this is i mean does it work for ALL cases?  
 03 February, 2007 
Seth says 


*that (not "this")  
 03 February, 2007 
jared.nance says 


seth, that formula will have problems with certain coefficients where you will end up dividing by zero... not so good. check out mathworld for an excellent treatment of this problem, and many others as well... http://mathworld.wolfram.com/CubicFormula.html 

 03 February, 2007 
Seth says 


dang, i was hoping that it would be all in one formula  
 04 February, 2007 
Seth says 


im confused. everything in the mathworld eqution seems to come down to lines (5355) which seems to be the same as the equation from PlanetMath, just with S and T so that its easier to read  
 05 February, 2007 
Joe says 
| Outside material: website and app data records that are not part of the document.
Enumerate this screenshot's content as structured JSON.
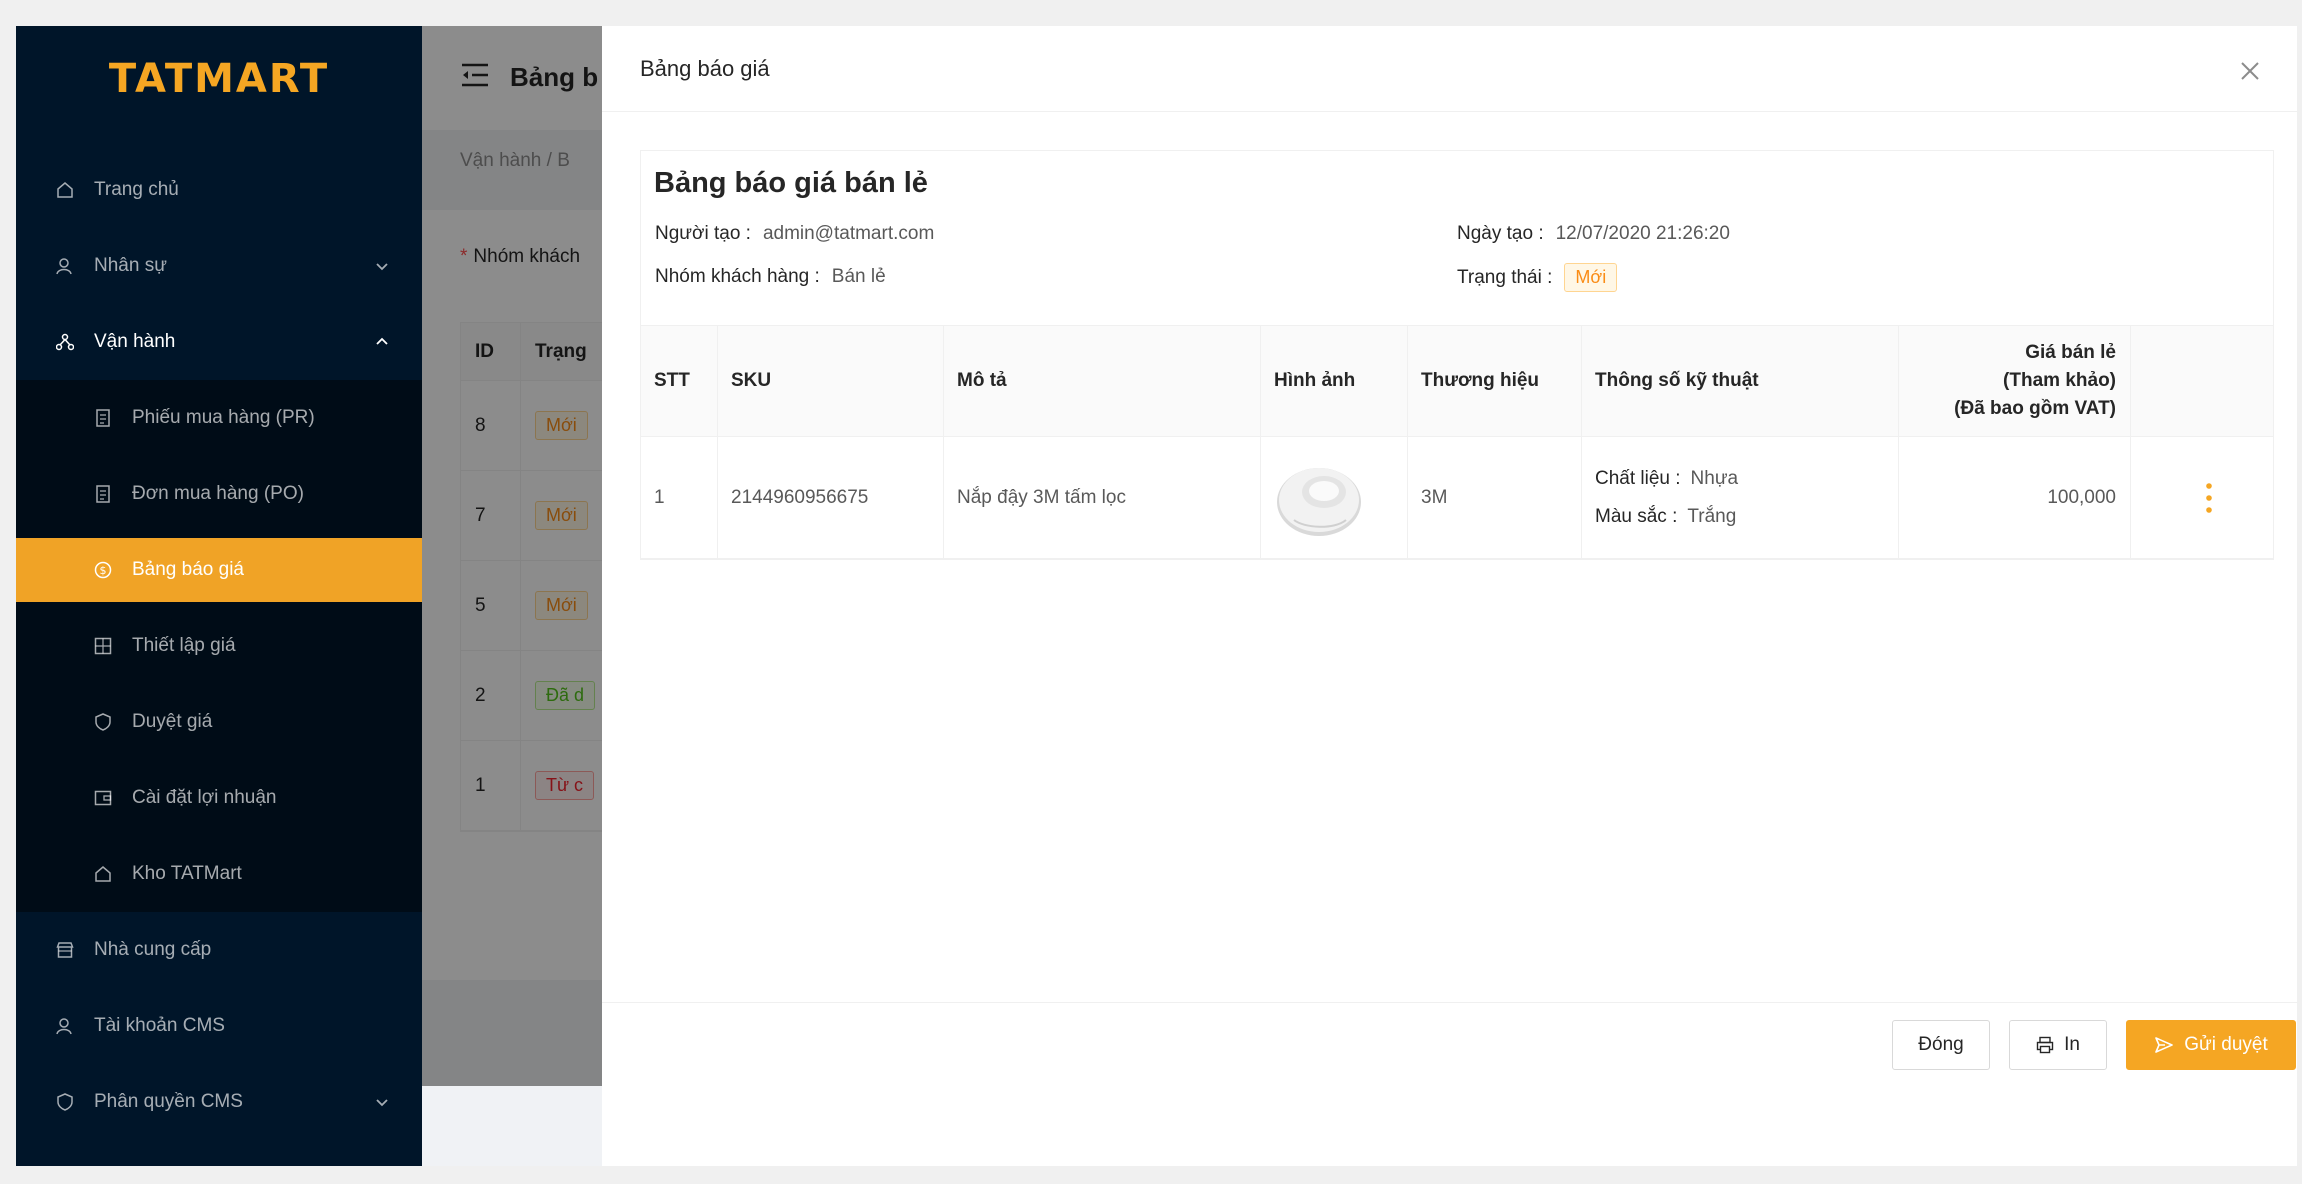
{
  "brand": {
    "logo": "TATMART",
    "accent": "#f5a623"
  },
  "sidebar": {
    "items": [
      {
        "label": "Trang chủ",
        "icon": "home-icon"
      },
      {
        "label": "Nhân sự",
        "icon": "user-icon"
      },
      {
        "label": "Vận hành",
        "icon": "workflow-icon"
      },
      {
        "label": "Phiếu mua hàng (PR)",
        "icon": "document-icon"
      },
      {
        "label": "Đơn mua hàng (PO)",
        "icon": "document-icon"
      },
      {
        "label": "Bảng báo giá",
        "icon": "dollar-icon"
      },
      {
        "label": "Thiết lập giá",
        "icon": "calculator-icon"
      },
      {
        "label": "Duyệt giá",
        "icon": "shield-icon"
      },
      {
        "label": "Cài đặt lợi nhuận",
        "icon": "wallet-icon"
      },
      {
        "label": "Kho TATMart",
        "icon": "home-icon"
      },
      {
        "label": "Nhà cung cấp",
        "icon": "shop-icon"
      },
      {
        "label": "Tài khoản CMS",
        "icon": "user-icon"
      },
      {
        "label": "Phân quyền CMS",
        "icon": "shield-icon"
      }
    ]
  },
  "page": {
    "title": "Bảng b",
    "breadcrumb": "Vận hành  /  B",
    "filter_label": "Nhóm khách",
    "table": {
      "headers": [
        "ID",
        "Trạng"
      ],
      "rows": [
        {
          "id": "8",
          "status": "Mới",
          "kind": "new"
        },
        {
          "id": "7",
          "status": "Mới",
          "kind": "new"
        },
        {
          "id": "5",
          "status": "Mới",
          "kind": "new"
        },
        {
          "id": "2",
          "status": "Đã d",
          "kind": "ok"
        },
        {
          "id": "1",
          "status": "Từ c",
          "kind": "rej"
        }
      ]
    }
  },
  "modal": {
    "title": "Bảng báo giá",
    "quote_title": "Bảng báo giá bán lẻ",
    "creator_label": "Người tạo :",
    "creator": "admin@tatmart.com",
    "group_label": "Nhóm khách hàng :",
    "group": "Bán lẻ",
    "date_label": "Ngày tạo :",
    "date": "12/07/2020 21:26:20",
    "status_label": "Trạng thái :",
    "status": "Mới",
    "headers": {
      "stt": "STT",
      "sku": "SKU",
      "desc": "Mô tả",
      "image": "Hình ảnh",
      "brand": "Thương hiệu",
      "spec": "Thông số kỹ thuật",
      "price_line1": "Giá bán lẻ",
      "price_line2": "(Tham khảo)",
      "price_line3": "(Đã bao gồm VAT)"
    },
    "rows": [
      {
        "stt": "1",
        "sku": "2144960956675",
        "desc": "Nắp đậy 3M tấm lọc",
        "brand": "3M",
        "spec_material_label": "Chất liệu :",
        "spec_material": "Nhựa",
        "spec_color_label": "Màu sắc :",
        "spec_color": "Trắng",
        "price": "100,000"
      }
    ],
    "buttons": {
      "close": "Đóng",
      "print": "In",
      "submit": "Gửi duyệt"
    }
  }
}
I haven't worked it out, but you can just substitute S and T, and then Q and R into that final equation. That will most likely give you that insane equation listed on the other site. If so, that's pretty awesome. Now all you have to do is prove mathematicians of the past few hundred years wrong and generalize up to polynomials of order n.  
 06 February, 2007 
Seth says 


but thats what im saying jared told me the insane one on the other site didnt work because of divid by zero problems. btw, jared are those div by 0 problems in any specific equations? cause if i can solve for r1, then it can just divide the cubic by (xr1) and get a quadratic 

 06 February, 2007 
jared.nance says 


yeah, it seems that the division by zero occurs for certain values of the coefficients. not so good. the best thing to do to solve cubics is just follow cordano's procedure... and believe me, you don't even want to see the quartic formula. and the quintic, luckily, doesn't exist. it has been proven that you cannot analytically get the roots.  
 06 February, 2007 
Joe says 


I'm still not seeing where there is a problem dividing by zero. All of the coefficients go in the numerator and it's only constants in the denominator. Unless I'm missing something...  
 06 February, 2007 
(Guest) Seth ( forgot to sign in) says 


which coefficiants would that be for? 

 06 February, 2007 
Seth says 


http://www.1728.com/cubic2.htm thats a another thing i found. wyhat do u think of that one? 

 06 February, 2007 
Joe says 


Here's something interesting. The "cubic formula" as given above only works if all the roots are real. It does not work if two of them are complex. I'm not sure why, but I'll try to find out.  
 07 February, 2007 
Seth says 


which one? the 1728.com one? 

 08 February, 2007 
Joe says 


No, the first planet math one.  
 09 February, 2007 
Viczy says 


Don't know if this helps or not, but you can find the values of x for the critical points of f(x) as follows: ± I think that checks out. Hope it helps! 

 21 February, 2007 
Viczy says 


Gah, ignore tha A^ thingy. Damned no edits...  
 21 February, 2007 
Seth says 


ur math chacks out but im not sure it helps all that much cuz as u said, thats finding the critical points. i dont think that really helps in finding the roots though.  
 22 February, 2007 
Viczy says 


Ah, alright. My bad.  
 23 February, 2007